In December 2008, Moody's lowered its rating outlook for the Company, citing JAH's 2009 revenue guidance. What's surprising is that Moody's has not reduced its outlook from stable to negative given the headwinds facing the Company and its difficult leverage position. During JAH's Q3 08 conference call, CEO Martin Franklin stated that he expected that the Company's leverage ratio would decline from 3.6x as of Q3 08 to under 3.5x by year-end 2008. Instead, in December, the Company released a warning stating that its leverage ratio would be roughly 3.7x as of Q4 08.

This matters because the majority of JAH's cash flow is produced in Q4. The Company's first three quarters of the year are financed by revolver drawdowns as opposed to any real cash flow production so the fact that JAH's leverage ratio actually increased during what is supposed to be its strongest cash flow quarter should trouble investors and lenders alike. Secondly, JAH is facing a step down in its loan covenants from 4.25x to 4.00x in Q4 09. This means that the Company does not have much wiggle room before encountering loan issues. JAH is likely to face significant sales pressure as the majority of what it sold was consumer-oriented. So the top line will be pressured in 2009 and due to foreign exchange ("FX") issues, any potential savings from operational improvements may be fully offset by FX translation losses. One would expect ratings agencies to take a close look at JAH given these headwinds and where the Company's leverage ratio currently stands.

Another issue is the status of the Company's Goodwill and Intangible Assets and hopefully one of the analysts following the Company would consider broaching this subject on the Q4 08 conference call. JAH is currently valued at 0.5x GAAP book value which includes Goodwill and Intangible Assets, suggesting that these two assets are at risk for impairment charges. While a write-off would be non-cash, it would be symbolic and a warning to investors and lenders of the value destruction that has occurred by management's willingness to pay such exorbitant valuations for the Company's various acquisitions, in order to present the illusion of growth in recent years.

JAH's share price may react positively to a write-off of Goodwill as investors may think the worst is behind them, but there are significant longer term implications.

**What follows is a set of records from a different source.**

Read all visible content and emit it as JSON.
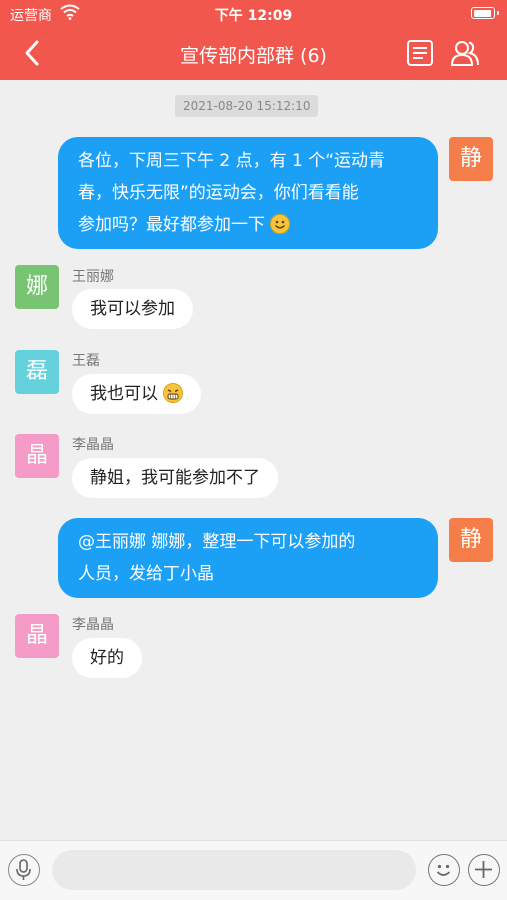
{
  "status_bar": {
    "carrier": "运营商",
    "time": "下午 12:09"
  },
  "nav": {
    "title": "宣传部内部群 (6)"
  },
  "chat": {
    "timestamp": "2021-08-20 15:12:10",
    "messages": [
      {
        "avatar": "静",
        "avatar_color": "#f57d4a",
        "lines": [
          "各位，下周三下午 2 点，有 1 个“运动青",
          "春，快乐无限”的运动会，你们看看能",
          "参加吗？最好都参加一下"
        ]
      },
      {
        "name": "王丽娜",
        "avatar": "娜",
        "avatar_color": "#78c472",
        "text": "我可以参加"
      },
      {
        "name": "王磊",
        "avatar": "磊",
        "avatar_color": "#65d1dc",
        "text": "我也可以"
      },
      {
        "name": "李晶晶",
        "avatar": "晶",
        "avatar_color": "#f59bc7",
        "text": "静姐，我可能参加不了"
      },
      {
        "avatar": "静",
        "avatar_color": "#f57d4a",
        "lines": [
          "@王丽娜 娜娜，整理一下可以参加的",
          "人员，发给丁小晶"
        ]
      },
      {
        "name": "李晶晶",
        "avatar": "晶",
        "avatar_color": "#f59bc7",
        "text": "好的"
      }
    ]
  },
  "colors": {
    "brand": "#f1574d",
    "outgoing_bubble": "#1ca0f5",
    "background": "#efefef"
  },
  "icons": [
    "wifi-icon",
    "battery-icon",
    "back-icon",
    "notes-icon",
    "group-members-icon",
    "smile-emoji",
    "grin-emoji",
    "microphone-icon",
    "emoji-icon",
    "plus-icon"
  ]
}
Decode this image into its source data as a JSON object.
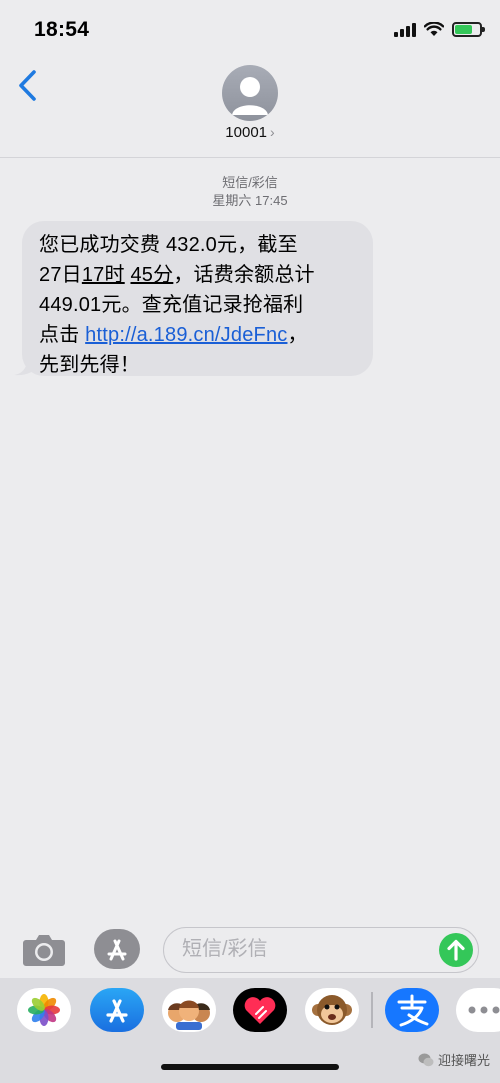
{
  "status_bar": {
    "time": "18:54"
  },
  "header": {
    "contact": "10001",
    "chevron": "›"
  },
  "thread": {
    "service": "短信/彩信",
    "timestamp": "星期六 17:45",
    "message": {
      "line1": "您已成功交费 432.0元，截至",
      "line2_pre": "27日",
      "line2_hour": "17时",
      "line2_sp": " ",
      "line2_min": "45分",
      "line2_post": "，话费余额总计",
      "line3": "449.01元。查充值记录抢福利",
      "line4_pre": "点击 ",
      "link": "http://a.189.cn/JdeFnc",
      "line4_post": "，",
      "line5": "先到先得！"
    }
  },
  "input_bar": {
    "placeholder": "短信/彩信"
  },
  "app_tray": {
    "apps": [
      "photos",
      "app-store",
      "memoji",
      "digital-touch",
      "animoji",
      "alipay",
      "more"
    ]
  },
  "watermark": {
    "text": "迎接曙光"
  },
  "colors": {
    "link": "#1a5fd6",
    "send": "#34c759",
    "back": "#1f7ae0"
  }
}
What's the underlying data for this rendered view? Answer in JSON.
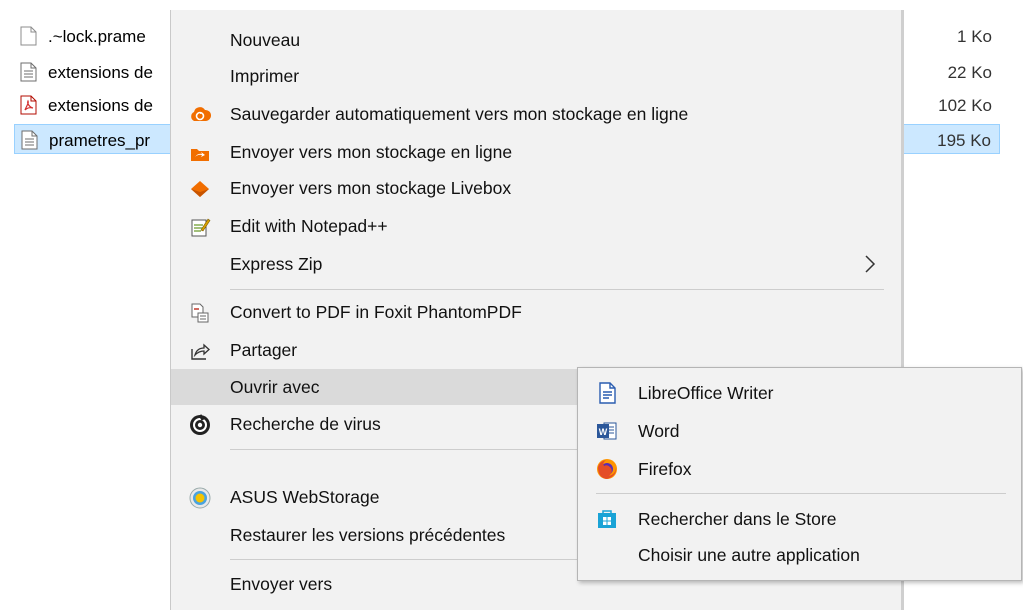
{
  "files": [
    {
      "name": ".~lock.prame",
      "size": "1 Ko",
      "icon": "blank-file-icon"
    },
    {
      "name": "extensions de",
      "size": "22 Ko",
      "icon": "text-file-icon"
    },
    {
      "name": "extensions de",
      "size": "102 Ko",
      "icon": "pdf-file-icon"
    },
    {
      "name": "prametres_pr",
      "size": "195 Ko",
      "icon": "text-file-icon",
      "selected": true
    }
  ],
  "menu": {
    "items": [
      {
        "label": "Nouveau"
      },
      {
        "label": "Imprimer"
      },
      {
        "label": "Sauvegarder automatiquement vers mon stockage en ligne",
        "icon": "cloud-sync-icon"
      },
      {
        "label": "Envoyer vers mon stockage en ligne",
        "icon": "cloud-folder-icon"
      },
      {
        "label": "Envoyer vers mon stockage Livebox",
        "icon": "livebox-icon"
      },
      {
        "label": "Edit with Notepad++",
        "icon": "notepad-plus-icon"
      },
      {
        "label": "Express Zip",
        "has_submenu": true
      },
      {
        "label": "Convert to PDF in Foxit PhantomPDF",
        "icon": "foxit-pdf-icon"
      },
      {
        "label": "Partager",
        "icon": "share-icon"
      },
      {
        "label": "Ouvrir avec",
        "highlighted": true
      },
      {
        "label": "Recherche de virus",
        "icon": "antivirus-icon"
      },
      {
        "label": "ASUS WebStorage",
        "icon": "asus-webstorage-icon"
      },
      {
        "label": "Restaurer les versions précédentes"
      },
      {
        "label": "Envoyer vers"
      }
    ]
  },
  "submenu": {
    "items": [
      {
        "label": "LibreOffice Writer",
        "icon": "libreoffice-writer-icon"
      },
      {
        "label": "Word",
        "icon": "word-icon"
      },
      {
        "label": "Firefox",
        "icon": "firefox-icon"
      },
      {
        "label": "Rechercher dans le Store",
        "icon": "store-icon"
      },
      {
        "label": "Choisir une autre application"
      }
    ]
  },
  "colors": {
    "menu_bg": "#f2f2f2",
    "menu_hover": "#dadada",
    "selection": "#cce8ff",
    "orange": "#f16e00",
    "word_blue": "#2b579a"
  }
}
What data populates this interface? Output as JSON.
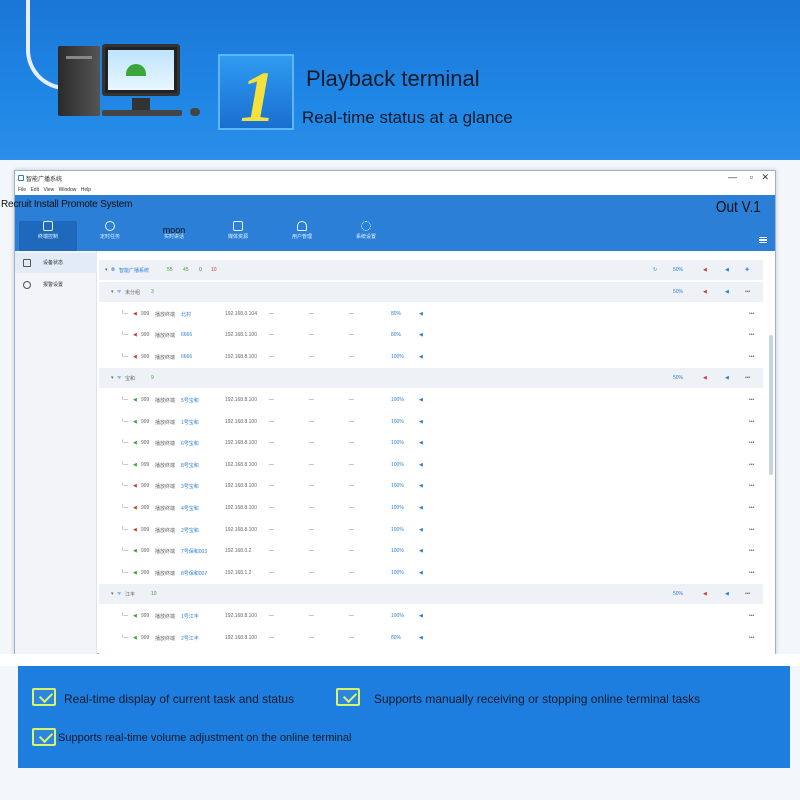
{
  "banner": {
    "number": "1",
    "title": "Playback terminal",
    "subtitle": "Real-time status at a glance"
  },
  "window": {
    "title": "智能广播系统",
    "menu": [
      "File",
      "Edit",
      "View",
      "Window",
      "Help"
    ],
    "controls": [
      "—",
      "▫",
      "✕"
    ],
    "app_title": "Recruit Install Promote System",
    "version": "Out V.1",
    "toolbar": [
      {
        "label": "终端控制",
        "icon": "terminal-icon"
      },
      {
        "label": "定时任务",
        "icon": "clock-icon"
      },
      {
        "label": "实时讲话",
        "overlay": "moon",
        "icon": "microphone-icon"
      },
      {
        "label": "媒体资源",
        "icon": "media-icon"
      },
      {
        "label": "用户管理",
        "icon": "user-icon"
      },
      {
        "label": "系统设置",
        "icon": "gear-icon"
      }
    ],
    "sidebar": [
      {
        "label": "设备状态",
        "icon": "speaker-icon"
      },
      {
        "label": "报警设置",
        "icon": "alarm-icon"
      }
    ],
    "root_group": {
      "name": "智能广播系统",
      "total": "55",
      "online": "45",
      "muted": "0",
      "offline": "10",
      "volume": "50%"
    },
    "groups": [
      {
        "name": "未分组",
        "count": "3",
        "volume": "50%",
        "rows": [
          {
            "id": "999",
            "type": "播放终端",
            "name": "北村",
            "ip": "192.168.0.104",
            "d1": "—",
            "d2": "—",
            "d3": "—",
            "volume": "80%",
            "state": "red"
          },
          {
            "id": "999",
            "type": "播放终端",
            "name": "6666",
            "ip": "192.168.1.100",
            "d1": "—",
            "d2": "—",
            "d3": "—",
            "volume": "80%",
            "state": "red"
          },
          {
            "id": "999",
            "type": "播放终端",
            "name": "6666",
            "ip": "192.168.8.100",
            "d1": "—",
            "d2": "—",
            "d3": "—",
            "volume": "100%",
            "state": "red"
          }
        ]
      },
      {
        "name": "宝和",
        "count": "9",
        "volume": "50%",
        "rows": [
          {
            "id": "999",
            "type": "播放终端",
            "name": "5号宝和",
            "ip": "192.168.8.100",
            "d1": "—",
            "d2": "—",
            "d3": "—",
            "volume": "100%",
            "state": "green"
          },
          {
            "id": "999",
            "type": "播放终端",
            "name": "1号宝和",
            "ip": "192.168.8.100",
            "d1": "—",
            "d2": "—",
            "d3": "—",
            "volume": "100%",
            "state": "green"
          },
          {
            "id": "999",
            "type": "播放终端",
            "name": "6号宝和",
            "ip": "192.168.8.100",
            "d1": "—",
            "d2": "—",
            "d3": "—",
            "volume": "100%",
            "state": "green"
          },
          {
            "id": "999",
            "type": "播放终端",
            "name": "8号宝和",
            "ip": "192.168.8.100",
            "d1": "—",
            "d2": "—",
            "d3": "—",
            "volume": "100%",
            "state": "green"
          },
          {
            "id": "999",
            "type": "播放终端",
            "name": "3号宝和",
            "ip": "192.168.8.100",
            "d1": "—",
            "d2": "—",
            "d3": "—",
            "volume": "100%",
            "state": "red"
          },
          {
            "id": "999",
            "type": "播放终端",
            "name": "4号宝和",
            "ip": "192.168.8.100",
            "d1": "—",
            "d2": "—",
            "d3": "—",
            "volume": "100%",
            "state": "red"
          },
          {
            "id": "999",
            "type": "播放终端",
            "name": "2号宝和",
            "ip": "192.168.8.100",
            "d1": "—",
            "d2": "—",
            "d3": "—",
            "volume": "100%",
            "state": "red"
          },
          {
            "id": "999",
            "type": "播放终端",
            "name": "7号保和003",
            "ip": "192.168.0.2",
            "d1": "—",
            "d2": "—",
            "d3": "—",
            "volume": "100%",
            "state": "green"
          },
          {
            "id": "999",
            "type": "播放终端",
            "name": "8号保和007",
            "ip": "192.168.1.2",
            "d1": "—",
            "d2": "—",
            "d3": "—",
            "volume": "100%",
            "state": "green"
          }
        ]
      },
      {
        "name": "江丰",
        "count": "10",
        "volume": "50%",
        "rows": [
          {
            "id": "999",
            "type": "播放终端",
            "name": "1号江丰",
            "ip": "192.168.8.100",
            "d1": "—",
            "d2": "—",
            "d3": "—",
            "volume": "100%",
            "state": "green"
          },
          {
            "id": "999",
            "type": "播放终端",
            "name": "2号江丰",
            "ip": "192.168.8.100",
            "d1": "—",
            "d2": "—",
            "d3": "—",
            "volume": "80%",
            "state": "green"
          }
        ]
      }
    ],
    "more": "•••"
  },
  "features": [
    "Real-time display of current task and status",
    "Supports manually receiving or stopping online terminal tasks",
    "Supports real-time volume adjustment on the online terminal"
  ],
  "colors": {
    "banner": "#1f86e6",
    "accent_yellow": "#f4e23a",
    "toolbar": "#2b7fd6",
    "online": "#3aa53a",
    "offline": "#d23a3a"
  }
}
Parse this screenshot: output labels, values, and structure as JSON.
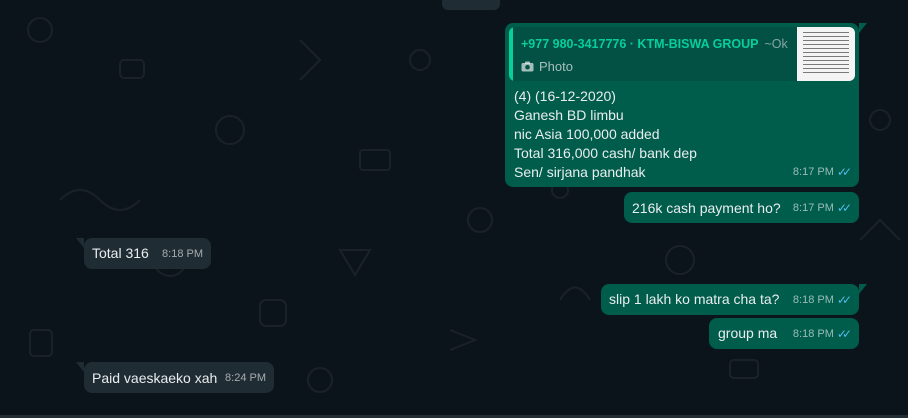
{
  "colors": {
    "background": "#0b141a",
    "incoming_bubble": "#202c33",
    "outgoing_bubble": "#005c4b",
    "quote_accent": "#06cf9c",
    "read_ticks": "#53bdeb"
  },
  "messages": {
    "m1": {
      "quote": {
        "sender": "+977 980-3417776 · KTM-BISWA GROUP",
        "pushname": "~Ok",
        "type_label": "Photo",
        "type_icon": "camera-icon"
      },
      "lines": [
        "(4) (16-12-2020)",
        "Ganesh BD limbu",
        "nic Asia 100,000 added",
        "Total 316,000 cash/ bank dep",
        "Sen/ sirjana pandhak"
      ],
      "time": "8:17 PM",
      "status": "read"
    },
    "m2": {
      "text": "216k cash payment ho?",
      "time": "8:17 PM",
      "status": "read"
    },
    "m3": {
      "text": "Total 316",
      "time": "8:18 PM"
    },
    "m4": {
      "text": "slip 1 lakh ko matra cha ta?",
      "time": "8:18 PM",
      "status": "read"
    },
    "m5": {
      "text": "group ma",
      "time": "8:18 PM",
      "status": "read"
    },
    "m6": {
      "text": "Paid vaeskaeko xah",
      "time": "8:24 PM"
    }
  }
}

As CFO magazine has recently pointed out, lenders may react to write-offs differently than equity holders and in JAH's case, lenders may be quite nervous because they know that given JAH's consumer exposure and focus on products that consumers frankly don't need to regularly replenish (skis, baseball gloves, tents, coffee makers, playing cards, etc.), along with significant leverage and weak cash flow, there's just a thin equity cushion between investors and lenders. Second, while leverage ratios are critical, lenders do focus on Debt/Equity and Debt/Capitalization and a significant write-off in Goodwill could render Shareholder Equity worthless, making lenders reluctant to continue funding basic working capital needs through revolving credit lines.

If this may sound harsh or far-fetched, consider Mohawk Industries Inc. (MHK) CFO Frank Boykin and his decision to incur a goodwill impairment in 2007. Assets shrank by 16% but the CFO anticipated that MHK's credit line would be safe as Debt/Capitalization would be below 60%. In contrast, if JAH's Goodwill was written down to zero, its assets would shrink by nearly 30% and its Debt/Capitalization ratio would be 64% (as of Q3 08 as Q4 08 numbers are not available). Given JAH's excellent track record of spin control, however, it will be interesting to see if management can continue its status quo of spoon feeding the sellside and its investors in 2009.

DISCLOSURE: AUTHOR MANAGES A HEDGE FUND THAT IS SHORT JAH.

Source: Two Questions for Jarden's 2008 Year End